  • Debate over whether a little alcohol is OK in your diet (he says it is): “My grandmother, bless her heart, was a member of the Temperance Union. They thought that anybody who drank alcohol was a product of the devil. I learned that term from her.”
Dr. Jimmy Stewart, the current host of the Thursday “Southern Remedy: Kids and Teens,” will be replacing deShazo on Wednesdays.
Dr. Jimmy Stewart, host of Thursday “Southern Remedy: Kids and Teens,” will replace deShazo on Wednesdays.

“Anybody who knows Dr. deShazo will agree: What the program will be losing on Wednesdays is his presence,” said Dr. Jimmy Stewart, professor of medicine and the current host of the Thursday “Southern Remedy: Kids and Teens.” Stewart will be replacing deShazo on Wednesdays, and his replacement is in the works.

Sometimes, you just didn’t know what to expect on deShazo’s show, Stewart remembered. “The first time I went on the show with him as a guest, he kept giving me hand signals. Depending on the situation, sometimes a hand signal meant him talking, and sometimes a hand signal meant for me to wrap it up. It was up to me to determine what the signals meant – what his code was.”

“Southern Remedy” has endured and inspired through the years, “and it has everything to do with Dr. Rick’s personality,” said Jason Klein, MPB’s director of radio. “There are hundreds of doctors to choose from, but it was this guy who made the difference.


“He came at medical situations with empathy, and he sounded like someone you’d talk to – like the guy down the street. He made it easy for you,” Klein said. “He was probably the most accessible doctor you could ever hear on the radio.”

Stewart said he has no plans to change the format that has worked so well on deShazo’s show. “’Southern Remedy’ is a great outreach to the state,” Stewart said. “The cornerstone is being able to call in on anything and everything. We will stick with the formula. It’s directly connected to the listeners.”

“Southern Remedy” took a lot of its personality from deShazo, Klein said. “That personality will always be there as a tip of the hat to Dr. Rick,” he said. “However, each show is really about the mission and what we’re trying to do, which is inform Mississippians on health care. It will find a new tone that sounds just like Jimmy.”
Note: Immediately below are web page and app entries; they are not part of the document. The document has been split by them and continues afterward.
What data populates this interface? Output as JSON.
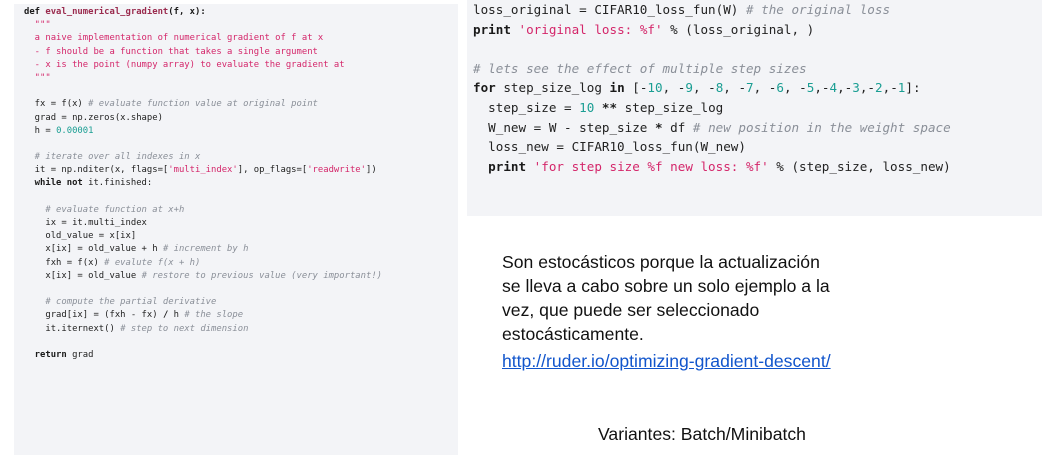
{
  "left_code": {
    "lines": [
      [
        {
          "t": "def ",
          "c": "kw"
        },
        {
          "t": "eval_numerical_gradient",
          "c": "fn"
        },
        {
          "t": "(f, x):",
          "c": "kw"
        }
      ],
      [
        {
          "t": "  \"\"\"",
          "c": "str"
        }
      ],
      [
        {
          "t": "  a naive implementation of numerical gradient of f at x",
          "c": "str"
        }
      ],
      [
        {
          "t": "  - f should be a function that takes a single argument",
          "c": "str"
        }
      ],
      [
        {
          "t": "  - x is the point (numpy array) to evaluate the gradient at",
          "c": "str"
        }
      ],
      [
        {
          "t": "  \"\"\"",
          "c": "str"
        }
      ],
      [],
      [
        {
          "t": "  fx = f(x) ",
          "c": ""
        },
        {
          "t": "# evaluate function value at original point",
          "c": "cmt"
        }
      ],
      [
        {
          "t": "  grad = np.zeros(x.shape)",
          "c": ""
        }
      ],
      [
        {
          "t": "  h = ",
          "c": ""
        },
        {
          "t": "0.00001",
          "c": "num"
        }
      ],
      [],
      [
        {
          "t": "  # iterate over all indexes in x",
          "c": "cmt"
        }
      ],
      [
        {
          "t": "  it = np.nditer(x, flags=[",
          "c": ""
        },
        {
          "t": "'multi_index'",
          "c": "str"
        },
        {
          "t": "], op_flags=[",
          "c": ""
        },
        {
          "t": "'readwrite'",
          "c": "str"
        },
        {
          "t": "])",
          "c": ""
        }
      ],
      [
        {
          "t": "  while not ",
          "c": "kw"
        },
        {
          "t": "it.finished:",
          "c": ""
        }
      ],
      [],
      [
        {
          "t": "    # evaluate function at x+h",
          "c": "cmt"
        }
      ],
      [
        {
          "t": "    ix = it.multi_index",
          "c": ""
        }
      ],
      [
        {
          "t": "    old_value = x[ix]",
          "c": ""
        }
      ],
      [
        {
          "t": "    x[ix] = old_value + h ",
          "c": ""
        },
        {
          "t": "# increment by h",
          "c": "cmt"
        }
      ],
      [
        {
          "t": "    fxh = f(x) ",
          "c": ""
        },
        {
          "t": "# evalute f(x + h)",
          "c": "cmt"
        }
      ],
      [
        {
          "t": "    x[ix] = old_value ",
          "c": ""
        },
        {
          "t": "# restore to previous value (very important!)",
          "c": "cmt"
        }
      ],
      [],
      [
        {
          "t": "    # compute the partial derivative",
          "c": "cmt"
        }
      ],
      [
        {
          "t": "    grad[ix] = (fxh - fx) ",
          "c": ""
        },
        {
          "t": "/",
          "c": "op"
        },
        {
          "t": " h ",
          "c": ""
        },
        {
          "t": "# the slope",
          "c": "cmt"
        }
      ],
      [
        {
          "t": "    it.iternext() ",
          "c": ""
        },
        {
          "t": "# step to next dimension",
          "c": "cmt"
        }
      ],
      [],
      [
        {
          "t": "  return ",
          "c": "kw"
        },
        {
          "t": "grad",
          "c": ""
        }
      ]
    ]
  },
  "right_code": {
    "lines": [
      [
        {
          "t": "loss_original = CIFAR10_loss_fun(W) ",
          "c": ""
        },
        {
          "t": "# the original loss",
          "c": "cmt"
        }
      ],
      [
        {
          "t": "print ",
          "c": "kw"
        },
        {
          "t": "'original loss: %f'",
          "c": "str"
        },
        {
          "t": " % (loss_original, )",
          "c": ""
        }
      ],
      [],
      [
        {
          "t": "# lets see the effect of multiple step sizes",
          "c": "cmt"
        }
      ],
      [
        {
          "t": "for ",
          "c": "kw"
        },
        {
          "t": "step_size_log ",
          "c": ""
        },
        {
          "t": "in ",
          "c": "kw"
        },
        {
          "t": "[-",
          "c": ""
        },
        {
          "t": "10",
          "c": "num"
        },
        {
          "t": ", -",
          "c": ""
        },
        {
          "t": "9",
          "c": "num"
        },
        {
          "t": ", -",
          "c": ""
        },
        {
          "t": "8",
          "c": "num"
        },
        {
          "t": ", -",
          "c": ""
        },
        {
          "t": "7",
          "c": "num"
        },
        {
          "t": ", -",
          "c": ""
        },
        {
          "t": "6",
          "c": "num"
        },
        {
          "t": ", -",
          "c": ""
        },
        {
          "t": "5",
          "c": "num"
        },
        {
          "t": ",-",
          "c": ""
        },
        {
          "t": "4",
          "c": "num"
        },
        {
          "t": ",-",
          "c": ""
        },
        {
          "t": "3",
          "c": "num"
        },
        {
          "t": ",-",
          "c": ""
        },
        {
          "t": "2",
          "c": "num"
        },
        {
          "t": ",-",
          "c": ""
        },
        {
          "t": "1",
          "c": "num"
        },
        {
          "t": "]:",
          "c": ""
        }
      ],
      [
        {
          "t": "  step_size = ",
          "c": ""
        },
        {
          "t": "10",
          "c": "num"
        },
        {
          "t": " ** ",
          "c": "op"
        },
        {
          "t": "step_size_log",
          "c": ""
        }
      ],
      [
        {
          "t": "  W_new = W - step_size ",
          "c": ""
        },
        {
          "t": "*",
          "c": "op"
        },
        {
          "t": " df ",
          "c": ""
        },
        {
          "t": "# new position in the weight space",
          "c": "cmt"
        }
      ],
      [
        {
          "t": "  loss_new = CIFAR10_loss_fun(W_new)",
          "c": ""
        }
      ],
      [
        {
          "t": "  print ",
          "c": "kw"
        },
        {
          "t": "'for step size %f new loss: %f'",
          "c": "str"
        },
        {
          "t": " % (step_size, loss_new)",
          "c": ""
        }
      ]
    ]
  },
  "text": {
    "paragraph": "Son estocásticos porque la actualización se lleva a cabo sobre un solo ejemplo a la vez, que puede ser seleccionado estocásticamente.",
    "link": "http://ruder.io/optimizing-gradient-descent/",
    "variants": "Variantes: Batch/Minibatch"
  }
}
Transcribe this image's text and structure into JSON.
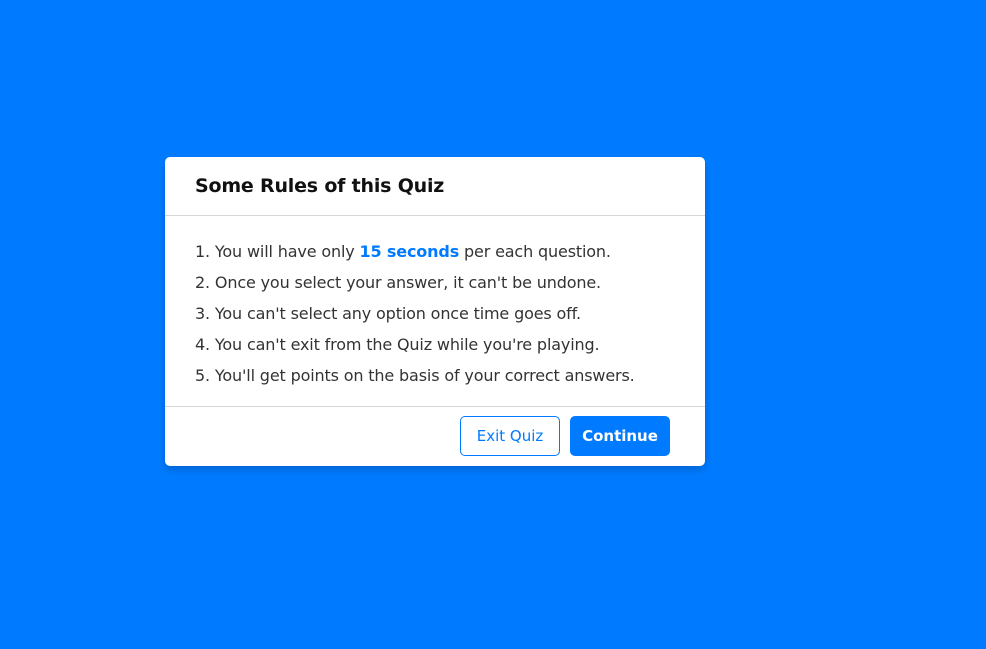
{
  "colors": {
    "background": "#007bff",
    "accent": "#007bff",
    "card": "#ffffff"
  },
  "info_box": {
    "title": "Some Rules of this Quiz",
    "rules": [
      {
        "number": "1.",
        "before": "You will have only ",
        "highlight": "15 seconds",
        "after": " per each question."
      },
      {
        "number": "2.",
        "text": "Once you select your answer, it can't be undone."
      },
      {
        "number": "3.",
        "text": "You can't select any option once time goes off."
      },
      {
        "number": "4.",
        "text": "You can't exit from the Quiz while you're playing."
      },
      {
        "number": "5.",
        "text": "You'll get points on the basis of your correct answers."
      }
    ],
    "buttons": {
      "exit_label": "Exit Quiz",
      "continue_label": "Continue"
    }
  }
}
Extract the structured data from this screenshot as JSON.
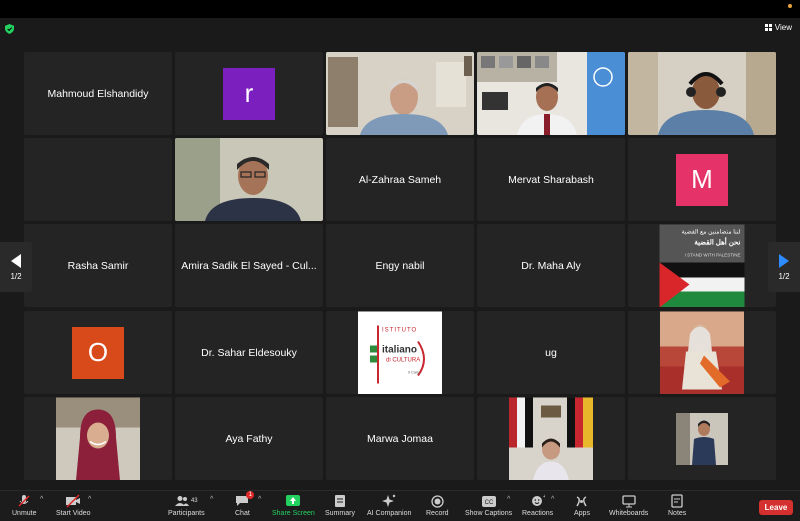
{
  "view": {
    "label": "View"
  },
  "pager": {
    "left": "1/2",
    "right": "1/2"
  },
  "tiles": {
    "t1": "Mahmoud Elshandidy",
    "t2_avatar": "r",
    "t8": "Al-Zahraa Sameh",
    "t9": "Mervat Sharabash",
    "t10_avatar": "M",
    "t11": "Rasha Samir",
    "t12": "Amira Sadik El Sayed - Cul...",
    "t13": "Engy nabil",
    "t14": "Dr. Maha Aly",
    "t15_l1": "لننا متضامنين مع القضية",
    "t15_l2": "نحن أهل القضية",
    "t15_l3": "I STAND WITH PALESTINE",
    "t16_avatar": "O",
    "t17": "Dr. Sahar Eldesouky",
    "t18_l1": "ISTITUTO",
    "t18_l2": "italiano",
    "t18_l3": "di CULTURA",
    "t18_l4": "il Cairo",
    "t19": "ug",
    "t22": "Aya Fathy",
    "t23": "Marwa Jomaa"
  },
  "colors": {
    "avatar_r": "#7c1fbf",
    "avatar_m": "#e5336a",
    "avatar_o": "#d94a1a",
    "active_border": "#23d160",
    "leave": "#d3302f",
    "share": "#23d160"
  },
  "toolbar": {
    "unmute": "Unmute",
    "start_video": "Start Video",
    "participants": "Participants",
    "participant_count": "43",
    "chat": "Chat",
    "chat_badge": "1",
    "share": "Share Screen",
    "summary": "Summary",
    "ai": "AI Companion",
    "record": "Record",
    "captions": "Show Captions",
    "reactions": "Reactions",
    "apps": "Apps",
    "whiteboards": "Whiteboards",
    "notes": "Notes",
    "leave": "Leave"
  }
}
What he’ll miss the most, deShazo said, is “the opportunity to visit on the phone with people from Mississippi, Alabama and lots of other places outside of our state who call in. 

“I am most happy that we have received emails and other communications demonstrating that the information provided by our hosts has in fact been life-saving in a number of cases, and life-changing in many others.”

Interspersed in deShazo’s last show were words of thanks to the listeners who faithfully followed him.

“I’m old enough now that I need a break. I’m a geriatric geriatrician,” he laughed. “They don’t make many of those anymore. I’m 73. I know I look about 25 because of my close relationship with plastic surgeons at UMMC.”

In Birmingham, deShazo will lend his talents to Alabama Public Broadcasting and hopes to volunteer as a teacher at the University of Alabama-Birmingham. “I’m not going to open a practice,” he said.

He’s actually going home. “In the late 1600s, our family settled an area around the Cahaba River,” deShazo said. “They were French Huguenots and got kicked out of France. My great-grandfather taught school in Kosciusko before the Civil War and was sheriff of Shelby County after the war. He was a captain from Alabama in the Battle of Vicksburg, so the deShazos of Alabama have a long connection with the folks in Mississippi.”

It was a bittersweet signoff Wednesday at the stroke of noon.

“I hate to go back to my spawning ground, but that’s what tadpoles do,” deShazo said. “I’ll be listening, like you, every week at 11 o’clock.

“Bye bye, everybody! See you soon!”